Understanding the different styles of Yoga

The myriad benefits of yoga – including lower blood pressure, increased strength and bone density and reduced anxiety – should be enough to get anyone on the mat. However,I meet many people who hesitate to embrace this ancient form of fitness due to some pervasive myths

The truth is that there is a class to suit you whatever your body type or temperament. Yoga develops strength and balance as well as flexibility – the latter is a consequence of practising yoga, not a prerequisite. No one has turned up to their first yoga class (unless they were a dancer or a gymnast) able to execute advanced yoga poses.

All yoga styles create a feeling of lightness, ease and relaxation. But to get the most benefit and the most enjoyment, you need to find a yoga style and a teacher that suits you. For example, if you're already doing lots of strength training your best choice is likely to be a yoga style that focuses more on flexibility. That way, you can balance your fitness routine. Perhaps try yin or, focus or vinyasa yoga. Those who have an injury or live with a chronic medical condition such as arthritis might want to try Focus or Alignment based yoga, or one-to-one sessions with a teacher where you will be able to focus on alignment and your unique needs. If you are drawn to experience the spiritual side, you could try jivamukti. And for those who are relatively healthy and want a challenge, vinyasa flow might be a good choice.


Vinyasa

Teachers lead classes that flow from one pose to the next without stopping to talk about the finer points of each pose. That way, students come away with a good workout as well as a yoga experience. If you're new to yoga, it can be a good idea to take a few beginner or slower paced classes initialy to get a feel for the poses. Vinyasa flow is really an umbrella term for many other styles. Some studios call it flow yoga, power-yoga, flow-style yoga, dynamic yoga or vinyasa flow. It is influenced by ashtanga yoga.

Focus or Iyengar

Focus, Iyengar and ashtanga yoga come from the same lineage – the teachers who developed these styles (BKS Iyengar and the late Pattabhi Jois) were both taught by Tirumalai Krishnamacharya. Many of the asanas (postures) are the same, but the approach is different. Focus or Iyengar yoga is great for learning the subtleties of correct alignment. Props – belts, blocks and pillow-like bolsters – help beginners get into poses with correct alignment, even when they're new to them, injured or simply stiff.

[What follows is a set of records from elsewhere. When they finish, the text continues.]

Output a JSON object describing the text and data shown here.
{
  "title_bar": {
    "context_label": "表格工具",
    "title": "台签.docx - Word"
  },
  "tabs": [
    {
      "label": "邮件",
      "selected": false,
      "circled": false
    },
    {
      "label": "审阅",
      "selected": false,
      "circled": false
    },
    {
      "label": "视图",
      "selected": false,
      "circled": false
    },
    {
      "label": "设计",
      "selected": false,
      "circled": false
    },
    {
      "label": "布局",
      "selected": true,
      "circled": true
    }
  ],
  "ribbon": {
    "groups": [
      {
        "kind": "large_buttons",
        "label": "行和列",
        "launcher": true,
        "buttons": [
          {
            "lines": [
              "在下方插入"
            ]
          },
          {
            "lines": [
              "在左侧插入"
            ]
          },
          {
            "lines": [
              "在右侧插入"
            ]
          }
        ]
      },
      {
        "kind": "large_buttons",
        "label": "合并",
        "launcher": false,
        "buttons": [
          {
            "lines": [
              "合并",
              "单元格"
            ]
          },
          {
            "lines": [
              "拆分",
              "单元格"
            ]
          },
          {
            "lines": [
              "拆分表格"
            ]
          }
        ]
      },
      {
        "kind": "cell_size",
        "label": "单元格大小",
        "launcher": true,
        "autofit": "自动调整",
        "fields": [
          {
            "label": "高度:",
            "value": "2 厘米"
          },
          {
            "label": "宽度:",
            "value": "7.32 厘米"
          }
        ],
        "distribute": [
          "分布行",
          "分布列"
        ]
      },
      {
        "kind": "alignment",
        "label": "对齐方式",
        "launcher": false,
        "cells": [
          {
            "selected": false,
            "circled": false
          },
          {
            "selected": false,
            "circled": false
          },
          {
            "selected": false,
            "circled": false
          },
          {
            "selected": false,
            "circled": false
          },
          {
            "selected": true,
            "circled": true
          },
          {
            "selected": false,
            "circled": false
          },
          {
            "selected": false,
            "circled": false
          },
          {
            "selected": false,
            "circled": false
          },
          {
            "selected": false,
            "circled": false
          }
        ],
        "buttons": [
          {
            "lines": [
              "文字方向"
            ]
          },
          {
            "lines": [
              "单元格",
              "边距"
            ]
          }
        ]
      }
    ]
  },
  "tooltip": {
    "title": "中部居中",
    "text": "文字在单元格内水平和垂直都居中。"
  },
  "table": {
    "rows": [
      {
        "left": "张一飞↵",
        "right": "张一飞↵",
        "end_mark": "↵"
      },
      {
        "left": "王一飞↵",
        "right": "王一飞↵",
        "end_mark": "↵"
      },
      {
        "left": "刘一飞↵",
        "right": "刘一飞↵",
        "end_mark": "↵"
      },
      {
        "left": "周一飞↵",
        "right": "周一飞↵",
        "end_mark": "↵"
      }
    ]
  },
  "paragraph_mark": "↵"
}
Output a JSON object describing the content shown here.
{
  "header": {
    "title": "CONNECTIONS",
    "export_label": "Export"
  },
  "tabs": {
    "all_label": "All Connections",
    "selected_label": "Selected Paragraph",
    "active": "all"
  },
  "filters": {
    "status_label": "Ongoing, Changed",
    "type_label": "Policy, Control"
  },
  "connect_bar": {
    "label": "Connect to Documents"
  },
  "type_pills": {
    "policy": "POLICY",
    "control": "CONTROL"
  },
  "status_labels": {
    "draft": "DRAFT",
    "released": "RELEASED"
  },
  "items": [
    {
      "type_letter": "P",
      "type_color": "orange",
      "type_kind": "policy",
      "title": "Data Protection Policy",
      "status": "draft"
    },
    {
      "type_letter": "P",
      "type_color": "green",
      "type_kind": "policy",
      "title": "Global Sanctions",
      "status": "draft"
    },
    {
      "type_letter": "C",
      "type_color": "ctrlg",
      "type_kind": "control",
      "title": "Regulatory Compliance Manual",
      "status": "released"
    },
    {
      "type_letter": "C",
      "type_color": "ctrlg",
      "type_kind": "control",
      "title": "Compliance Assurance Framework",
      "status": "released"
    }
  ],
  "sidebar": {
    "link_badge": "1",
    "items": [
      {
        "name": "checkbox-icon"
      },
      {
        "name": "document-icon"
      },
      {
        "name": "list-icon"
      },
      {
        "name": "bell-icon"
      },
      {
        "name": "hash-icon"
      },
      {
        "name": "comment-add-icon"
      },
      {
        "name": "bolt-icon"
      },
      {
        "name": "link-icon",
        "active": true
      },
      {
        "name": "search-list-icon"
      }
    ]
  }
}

Alignment based yoga is amazing for bodies recovering from injury as well as experienced ygis looking to challenge themsleves on longer holds and correct allignment.

Ashtanga & Mysore style

Ashtanga is a more vigorous style of yoga. It offers a series of poses, each held for only five breaths and punctuated by a half sun salutation to keep up the pace.  Ashtanga attracts  those looking for a very physical and strict practice. Mysore style Ashtanga yoga taught one-to-one in a group setting. Students turn up at any time within a three-hour window to do their own practice as taught by their teacher. T

Bikram yoga

Bikram yoga is the favourite of anyone who loves to sweat it out in a very hot room. It was created by Indian yogi Bikram Choudhury in the early 1970s. He designed a sequence of 26 yoga poses to stretch and strengthen the muscles as well as compress and "rinse" the organs of the body. The poses are done in a heated room to facilitate the release of toxins. Every bikram class you go to, anywhere in the world, follows the same sequence of 26 poses and will be heated upwards of 40 degrees

Kundalini yoga

Kundalini yoga was designed to awaken energy in the spine. Kundalini yoga classes include meditation, breathing techniques such as alternate nostril breathing, and chanting, as well as yoga postures.

Hatha yoga

Hatha yoga really just means the physical practice of yoga (asanas as opposed to, say, chanting). Hatha yoga now commonly refers to a class that is not so flowing and bypasses the various traditions of yoga to focus on the asanas that are common to all. It is often a gentle yoga class.

Yin and Restorative yoga

Yin yoga comes from the Taoist tradition and primarily focuses on passive, seated postures that target the connective tissues in the hips, pelvis and lower spine.  Some poses are in a standing position but again follow a gentle approach. Poses are usually held for anywhere between 3 and 5minutes. The aim is to increase flexibility and encourage a feeling of release and letting go. It is a wonderful way to learn the basics of meditation and stilling the mind while opening and stretching the fascia tissue around the body. As such, it is ideal for athletic types who need to release tension in overworked joints, and it is also good for those who need to relax.

Jivamukti yoga

Founded in 1984 by David Life and Sharon Gannon, Jivamukti means "liberation while living". This is a vinyasa-style practice with themed classes, often including chanting, music and scripture readings. Jivamukti teachers encourage students to apply yogic philosophy to their daily life.


There are a heap of yoga style out there but I hope this has helped demystify the wonderful world of yoga for you.


*source Geraldine Beirne